Records from a dataset:
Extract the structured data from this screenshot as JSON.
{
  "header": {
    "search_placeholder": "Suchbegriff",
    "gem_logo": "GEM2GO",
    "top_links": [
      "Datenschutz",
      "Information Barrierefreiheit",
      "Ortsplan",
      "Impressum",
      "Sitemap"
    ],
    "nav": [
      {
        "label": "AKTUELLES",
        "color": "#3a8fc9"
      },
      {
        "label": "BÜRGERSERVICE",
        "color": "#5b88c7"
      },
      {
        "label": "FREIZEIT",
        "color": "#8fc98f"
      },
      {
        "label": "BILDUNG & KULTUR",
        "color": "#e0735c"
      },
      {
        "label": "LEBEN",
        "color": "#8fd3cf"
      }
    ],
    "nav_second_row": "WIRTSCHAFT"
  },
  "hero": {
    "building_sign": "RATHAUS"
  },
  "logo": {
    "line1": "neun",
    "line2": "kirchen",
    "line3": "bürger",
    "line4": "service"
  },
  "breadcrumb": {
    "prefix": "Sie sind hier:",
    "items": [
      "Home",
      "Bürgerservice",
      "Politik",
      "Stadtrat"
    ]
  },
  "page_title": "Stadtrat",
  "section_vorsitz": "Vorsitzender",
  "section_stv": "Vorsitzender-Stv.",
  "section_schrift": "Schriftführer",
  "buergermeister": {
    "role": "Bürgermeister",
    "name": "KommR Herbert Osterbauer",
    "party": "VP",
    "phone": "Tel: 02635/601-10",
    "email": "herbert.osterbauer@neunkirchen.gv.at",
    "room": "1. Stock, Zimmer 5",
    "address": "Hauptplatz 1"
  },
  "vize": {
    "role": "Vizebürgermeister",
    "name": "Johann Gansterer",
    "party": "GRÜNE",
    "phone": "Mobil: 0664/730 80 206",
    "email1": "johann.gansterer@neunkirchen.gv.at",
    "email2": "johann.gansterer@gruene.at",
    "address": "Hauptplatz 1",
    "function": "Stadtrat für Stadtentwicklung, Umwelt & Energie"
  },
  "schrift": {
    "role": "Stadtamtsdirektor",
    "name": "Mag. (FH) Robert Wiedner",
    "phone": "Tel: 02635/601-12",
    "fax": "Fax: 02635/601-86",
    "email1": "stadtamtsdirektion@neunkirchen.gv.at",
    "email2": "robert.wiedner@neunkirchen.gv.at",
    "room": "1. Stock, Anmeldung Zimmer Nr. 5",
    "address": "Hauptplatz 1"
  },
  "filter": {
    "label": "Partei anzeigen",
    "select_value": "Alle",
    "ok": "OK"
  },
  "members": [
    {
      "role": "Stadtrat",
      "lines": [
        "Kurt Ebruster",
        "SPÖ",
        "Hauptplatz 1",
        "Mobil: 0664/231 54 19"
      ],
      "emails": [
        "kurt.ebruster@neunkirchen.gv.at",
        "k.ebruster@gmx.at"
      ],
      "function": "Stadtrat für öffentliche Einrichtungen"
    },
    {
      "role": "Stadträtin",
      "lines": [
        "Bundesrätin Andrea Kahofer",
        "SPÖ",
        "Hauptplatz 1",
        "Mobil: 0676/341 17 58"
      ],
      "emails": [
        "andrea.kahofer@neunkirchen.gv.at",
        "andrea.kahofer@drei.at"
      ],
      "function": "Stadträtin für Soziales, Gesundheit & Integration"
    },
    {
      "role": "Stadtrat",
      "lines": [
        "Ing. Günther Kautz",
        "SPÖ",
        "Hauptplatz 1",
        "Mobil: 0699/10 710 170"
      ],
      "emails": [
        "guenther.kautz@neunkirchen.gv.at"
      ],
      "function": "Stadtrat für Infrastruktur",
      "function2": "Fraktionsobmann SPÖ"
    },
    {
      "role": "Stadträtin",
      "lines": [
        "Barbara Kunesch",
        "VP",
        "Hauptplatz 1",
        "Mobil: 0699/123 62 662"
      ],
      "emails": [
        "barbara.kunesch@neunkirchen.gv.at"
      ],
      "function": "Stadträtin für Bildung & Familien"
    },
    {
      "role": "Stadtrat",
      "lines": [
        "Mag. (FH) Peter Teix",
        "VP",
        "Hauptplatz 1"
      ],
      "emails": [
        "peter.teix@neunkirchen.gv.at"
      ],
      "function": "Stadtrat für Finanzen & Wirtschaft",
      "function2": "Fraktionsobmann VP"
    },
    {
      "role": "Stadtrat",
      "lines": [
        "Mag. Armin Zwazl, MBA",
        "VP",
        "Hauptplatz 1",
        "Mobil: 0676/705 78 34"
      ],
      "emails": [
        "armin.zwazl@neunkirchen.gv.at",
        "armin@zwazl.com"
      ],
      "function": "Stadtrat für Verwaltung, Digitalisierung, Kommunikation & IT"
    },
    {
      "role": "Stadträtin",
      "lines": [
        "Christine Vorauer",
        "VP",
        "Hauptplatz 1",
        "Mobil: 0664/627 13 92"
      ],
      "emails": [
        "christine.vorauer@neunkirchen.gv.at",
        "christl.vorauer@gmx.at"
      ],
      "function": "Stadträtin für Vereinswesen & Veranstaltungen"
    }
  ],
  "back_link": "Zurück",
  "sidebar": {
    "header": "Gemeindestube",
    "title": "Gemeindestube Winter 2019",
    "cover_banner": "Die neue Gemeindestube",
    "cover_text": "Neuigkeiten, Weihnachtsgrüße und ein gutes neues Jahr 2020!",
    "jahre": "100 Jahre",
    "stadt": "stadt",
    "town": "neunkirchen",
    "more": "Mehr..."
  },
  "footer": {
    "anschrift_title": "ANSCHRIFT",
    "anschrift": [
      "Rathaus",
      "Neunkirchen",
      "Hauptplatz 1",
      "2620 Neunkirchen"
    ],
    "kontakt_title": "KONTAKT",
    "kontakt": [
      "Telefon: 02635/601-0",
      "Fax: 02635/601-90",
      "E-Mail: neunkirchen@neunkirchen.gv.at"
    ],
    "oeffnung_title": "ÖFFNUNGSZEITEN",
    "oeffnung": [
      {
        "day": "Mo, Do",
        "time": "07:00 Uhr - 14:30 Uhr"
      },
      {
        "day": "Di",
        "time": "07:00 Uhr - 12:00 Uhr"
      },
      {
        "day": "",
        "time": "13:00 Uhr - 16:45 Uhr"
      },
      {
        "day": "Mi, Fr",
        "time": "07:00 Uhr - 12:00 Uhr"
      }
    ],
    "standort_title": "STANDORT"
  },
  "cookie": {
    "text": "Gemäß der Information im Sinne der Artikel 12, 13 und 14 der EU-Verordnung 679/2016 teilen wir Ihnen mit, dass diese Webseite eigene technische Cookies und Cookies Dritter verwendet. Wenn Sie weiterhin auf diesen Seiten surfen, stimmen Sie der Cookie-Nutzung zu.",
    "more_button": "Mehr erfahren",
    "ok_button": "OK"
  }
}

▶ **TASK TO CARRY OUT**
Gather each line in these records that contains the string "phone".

▶ **SOLUTION TO THIS EXERCISE**
    "phone": "Tel: 02635/601-10",
    "phone": "Mobil: 0664/730 80 206",
    "phone": "Tel: 02635/601-12",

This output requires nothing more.